We returned to Malawi later that year to visit some of the communities we had supported. We wanted to understand what the recovery process had been like.

Children playing next to a shelter in Mwalija village in Malawi
Children sitting on a termite mound in Mwalija, Malawi

Photographs ShelterBox / Sian Davey


Joined by renowned photographer, Sian Davey, and filmmaker Benn Berkley, we documented Mwalija village’s journey of self-recovery in a multi-media project we called ‘Kunyumba’ (meaning ‘home’). We wanted to document the impact of our response, as told through the words of the families we met. We set out to capture everyday activities that had been re-established, including baptisms, going to school, community meetings, the local shop, and of course, play and relaxing together.

You can learn more about how we approached the project and some of the creative decisions behind our ‘Kunyumba’ film here.

Family standing outside a home in Mwalija village, Malawi


Community screening

We are a member of the BOND ‘People in the pictures‘ group and abide by the Core Humanitarian Standards and so it was important for us to share the film with the community of Mwalija. We wanted to understand how they felt their story had been represented.

Habitat for Humanity helped us to arrange a screening of the film in November 2019. We showed the film in Mwalija and more than 300 people attended. Everyone we spoke to felt the film was a true representation of what happened to them and there was a real desire to share more stories from the community.

‘It was a true reflection, it reminded me of how we lost everything and how we managed to escape to uplands.’ – Mary

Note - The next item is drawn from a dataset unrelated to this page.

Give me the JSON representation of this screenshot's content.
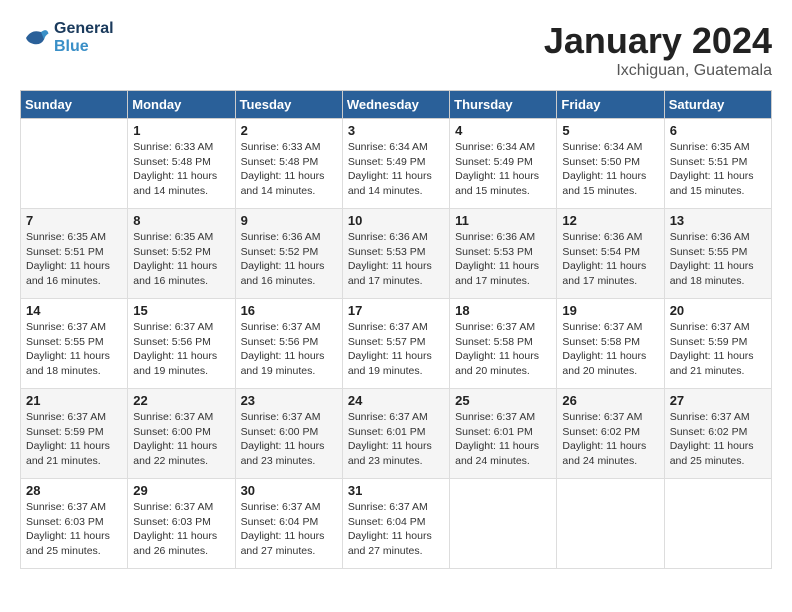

At the time of writing, our ‘Kunyumba’ film was shortlisted as a finalist for the 2019 Charity Film Awards, best long-form film.

Watch ‘Kunyumba’ here.